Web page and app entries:

[Start of Attachment]

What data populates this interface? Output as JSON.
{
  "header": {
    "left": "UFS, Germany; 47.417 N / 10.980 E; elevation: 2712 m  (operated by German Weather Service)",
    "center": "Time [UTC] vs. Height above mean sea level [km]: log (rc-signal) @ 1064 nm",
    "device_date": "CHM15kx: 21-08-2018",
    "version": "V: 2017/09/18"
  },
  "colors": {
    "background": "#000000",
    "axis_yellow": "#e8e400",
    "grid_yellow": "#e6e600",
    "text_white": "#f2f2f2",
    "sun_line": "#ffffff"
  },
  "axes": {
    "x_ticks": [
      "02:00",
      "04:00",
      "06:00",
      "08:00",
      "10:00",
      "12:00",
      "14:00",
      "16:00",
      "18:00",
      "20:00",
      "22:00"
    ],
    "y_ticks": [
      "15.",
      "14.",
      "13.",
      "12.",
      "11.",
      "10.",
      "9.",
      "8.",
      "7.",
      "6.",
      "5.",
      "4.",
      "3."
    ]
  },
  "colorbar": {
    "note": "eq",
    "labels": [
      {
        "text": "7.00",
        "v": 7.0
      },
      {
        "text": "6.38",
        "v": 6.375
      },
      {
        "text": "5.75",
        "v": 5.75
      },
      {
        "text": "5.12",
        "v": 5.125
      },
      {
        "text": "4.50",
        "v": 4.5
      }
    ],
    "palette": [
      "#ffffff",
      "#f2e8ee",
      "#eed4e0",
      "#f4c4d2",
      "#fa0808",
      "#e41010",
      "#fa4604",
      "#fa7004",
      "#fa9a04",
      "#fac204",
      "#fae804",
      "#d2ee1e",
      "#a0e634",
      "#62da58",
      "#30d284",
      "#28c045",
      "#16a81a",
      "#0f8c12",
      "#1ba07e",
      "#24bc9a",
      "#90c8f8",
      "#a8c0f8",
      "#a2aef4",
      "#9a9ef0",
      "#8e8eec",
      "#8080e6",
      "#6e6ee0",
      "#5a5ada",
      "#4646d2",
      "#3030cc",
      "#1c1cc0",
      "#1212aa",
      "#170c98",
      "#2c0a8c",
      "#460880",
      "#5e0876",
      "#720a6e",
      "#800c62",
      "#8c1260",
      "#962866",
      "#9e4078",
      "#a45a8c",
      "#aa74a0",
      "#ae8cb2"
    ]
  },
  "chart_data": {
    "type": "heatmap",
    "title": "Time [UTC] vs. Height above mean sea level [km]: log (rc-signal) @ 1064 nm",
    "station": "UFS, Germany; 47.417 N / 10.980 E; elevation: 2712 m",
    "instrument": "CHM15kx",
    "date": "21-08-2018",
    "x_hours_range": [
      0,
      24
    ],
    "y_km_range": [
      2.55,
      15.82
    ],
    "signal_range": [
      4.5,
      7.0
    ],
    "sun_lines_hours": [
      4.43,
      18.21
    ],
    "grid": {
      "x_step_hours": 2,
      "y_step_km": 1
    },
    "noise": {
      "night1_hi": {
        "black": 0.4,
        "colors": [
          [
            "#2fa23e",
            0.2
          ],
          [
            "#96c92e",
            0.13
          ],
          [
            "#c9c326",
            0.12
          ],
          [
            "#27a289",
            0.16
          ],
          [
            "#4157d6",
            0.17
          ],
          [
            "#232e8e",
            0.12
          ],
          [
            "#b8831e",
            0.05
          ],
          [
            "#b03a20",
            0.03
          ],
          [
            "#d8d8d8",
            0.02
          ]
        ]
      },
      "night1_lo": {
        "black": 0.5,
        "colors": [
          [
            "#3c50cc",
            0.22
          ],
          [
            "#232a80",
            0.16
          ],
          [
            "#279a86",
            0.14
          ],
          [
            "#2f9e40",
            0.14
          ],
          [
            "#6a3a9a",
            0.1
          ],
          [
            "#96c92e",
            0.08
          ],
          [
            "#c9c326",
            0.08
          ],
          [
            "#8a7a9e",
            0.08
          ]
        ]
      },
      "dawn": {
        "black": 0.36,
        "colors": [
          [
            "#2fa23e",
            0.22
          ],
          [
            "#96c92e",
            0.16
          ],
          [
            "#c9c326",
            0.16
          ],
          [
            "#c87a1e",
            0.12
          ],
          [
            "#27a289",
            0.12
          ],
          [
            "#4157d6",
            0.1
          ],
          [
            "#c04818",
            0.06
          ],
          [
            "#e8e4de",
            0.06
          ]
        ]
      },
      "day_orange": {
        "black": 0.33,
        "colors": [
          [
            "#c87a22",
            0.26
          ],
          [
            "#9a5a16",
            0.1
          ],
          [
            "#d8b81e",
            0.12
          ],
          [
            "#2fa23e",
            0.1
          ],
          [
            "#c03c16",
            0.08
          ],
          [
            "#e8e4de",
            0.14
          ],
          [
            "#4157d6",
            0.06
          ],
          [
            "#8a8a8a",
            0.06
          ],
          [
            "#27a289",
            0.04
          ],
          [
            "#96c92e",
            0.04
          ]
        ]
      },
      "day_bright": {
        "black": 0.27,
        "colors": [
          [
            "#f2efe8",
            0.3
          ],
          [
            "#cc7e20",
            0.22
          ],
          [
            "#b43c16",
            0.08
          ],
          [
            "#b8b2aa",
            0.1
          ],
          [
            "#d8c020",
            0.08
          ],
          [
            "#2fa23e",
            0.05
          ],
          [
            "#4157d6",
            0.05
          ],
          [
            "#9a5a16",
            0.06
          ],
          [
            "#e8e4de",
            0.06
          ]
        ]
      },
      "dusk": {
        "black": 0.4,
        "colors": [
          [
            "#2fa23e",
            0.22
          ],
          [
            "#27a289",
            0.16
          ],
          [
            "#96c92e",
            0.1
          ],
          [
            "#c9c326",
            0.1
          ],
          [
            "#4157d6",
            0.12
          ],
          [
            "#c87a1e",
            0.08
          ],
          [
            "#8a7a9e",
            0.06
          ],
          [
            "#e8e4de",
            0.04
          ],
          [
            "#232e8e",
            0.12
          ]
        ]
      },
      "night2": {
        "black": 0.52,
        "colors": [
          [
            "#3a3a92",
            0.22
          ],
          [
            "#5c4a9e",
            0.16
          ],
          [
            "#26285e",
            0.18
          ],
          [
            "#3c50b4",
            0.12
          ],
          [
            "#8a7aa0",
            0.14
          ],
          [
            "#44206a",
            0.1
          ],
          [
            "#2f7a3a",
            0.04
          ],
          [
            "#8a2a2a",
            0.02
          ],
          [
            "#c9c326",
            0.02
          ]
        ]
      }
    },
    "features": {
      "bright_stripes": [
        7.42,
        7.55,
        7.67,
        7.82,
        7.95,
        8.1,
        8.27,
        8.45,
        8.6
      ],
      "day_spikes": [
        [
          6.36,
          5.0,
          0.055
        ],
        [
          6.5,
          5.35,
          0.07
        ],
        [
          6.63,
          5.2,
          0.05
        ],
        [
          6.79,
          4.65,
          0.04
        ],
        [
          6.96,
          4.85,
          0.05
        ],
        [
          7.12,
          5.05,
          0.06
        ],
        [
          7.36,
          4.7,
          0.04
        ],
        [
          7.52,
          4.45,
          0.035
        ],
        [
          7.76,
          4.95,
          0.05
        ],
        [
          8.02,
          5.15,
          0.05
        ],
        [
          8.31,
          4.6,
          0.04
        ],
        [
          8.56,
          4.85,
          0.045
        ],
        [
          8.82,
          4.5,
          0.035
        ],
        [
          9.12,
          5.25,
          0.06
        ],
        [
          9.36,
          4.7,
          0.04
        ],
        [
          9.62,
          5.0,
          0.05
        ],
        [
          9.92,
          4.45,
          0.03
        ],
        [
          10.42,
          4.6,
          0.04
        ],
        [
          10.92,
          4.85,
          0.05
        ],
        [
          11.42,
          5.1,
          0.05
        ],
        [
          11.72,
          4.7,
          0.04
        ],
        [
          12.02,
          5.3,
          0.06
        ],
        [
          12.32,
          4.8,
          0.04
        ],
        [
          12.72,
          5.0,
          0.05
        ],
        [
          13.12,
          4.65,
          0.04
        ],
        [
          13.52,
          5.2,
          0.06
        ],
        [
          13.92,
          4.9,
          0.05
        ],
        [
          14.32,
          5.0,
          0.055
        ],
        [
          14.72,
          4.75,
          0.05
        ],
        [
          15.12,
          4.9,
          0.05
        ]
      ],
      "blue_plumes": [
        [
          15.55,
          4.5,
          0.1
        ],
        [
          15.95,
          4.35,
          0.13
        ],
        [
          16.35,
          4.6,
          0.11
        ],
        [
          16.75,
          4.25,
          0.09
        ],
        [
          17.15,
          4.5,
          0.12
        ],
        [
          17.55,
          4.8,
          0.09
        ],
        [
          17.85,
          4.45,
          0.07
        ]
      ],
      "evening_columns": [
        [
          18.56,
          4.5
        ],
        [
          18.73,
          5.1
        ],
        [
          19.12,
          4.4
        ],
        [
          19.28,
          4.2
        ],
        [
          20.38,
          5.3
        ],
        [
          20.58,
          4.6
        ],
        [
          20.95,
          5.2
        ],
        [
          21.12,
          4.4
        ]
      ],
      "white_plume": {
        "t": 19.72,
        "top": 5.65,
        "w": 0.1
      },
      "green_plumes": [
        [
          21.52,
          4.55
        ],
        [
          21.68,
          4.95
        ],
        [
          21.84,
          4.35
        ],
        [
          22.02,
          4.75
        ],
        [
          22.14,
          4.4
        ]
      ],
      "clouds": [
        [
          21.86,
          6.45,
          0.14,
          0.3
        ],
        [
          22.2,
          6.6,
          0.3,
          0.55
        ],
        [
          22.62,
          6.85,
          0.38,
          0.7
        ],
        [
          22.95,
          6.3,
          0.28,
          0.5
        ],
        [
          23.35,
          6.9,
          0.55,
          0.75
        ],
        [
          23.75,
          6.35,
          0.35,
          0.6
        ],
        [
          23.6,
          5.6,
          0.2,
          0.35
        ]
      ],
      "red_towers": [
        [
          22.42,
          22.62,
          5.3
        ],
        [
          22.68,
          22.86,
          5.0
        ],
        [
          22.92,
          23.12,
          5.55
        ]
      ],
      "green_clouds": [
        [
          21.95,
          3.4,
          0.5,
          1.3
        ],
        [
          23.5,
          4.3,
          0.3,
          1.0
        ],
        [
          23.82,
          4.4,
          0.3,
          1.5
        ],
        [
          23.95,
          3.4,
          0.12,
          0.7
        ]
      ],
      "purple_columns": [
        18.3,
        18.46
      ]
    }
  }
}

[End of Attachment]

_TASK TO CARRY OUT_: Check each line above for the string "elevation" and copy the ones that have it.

_ANSWER_:
    "left": "UFS, Germany; 47.417 N / 10.980 E; elevation: 2712 m  (operated by German Weather Service)",
    "station": "UFS, Germany; 47.417 N / 10.980 E; elevation: 2712 m",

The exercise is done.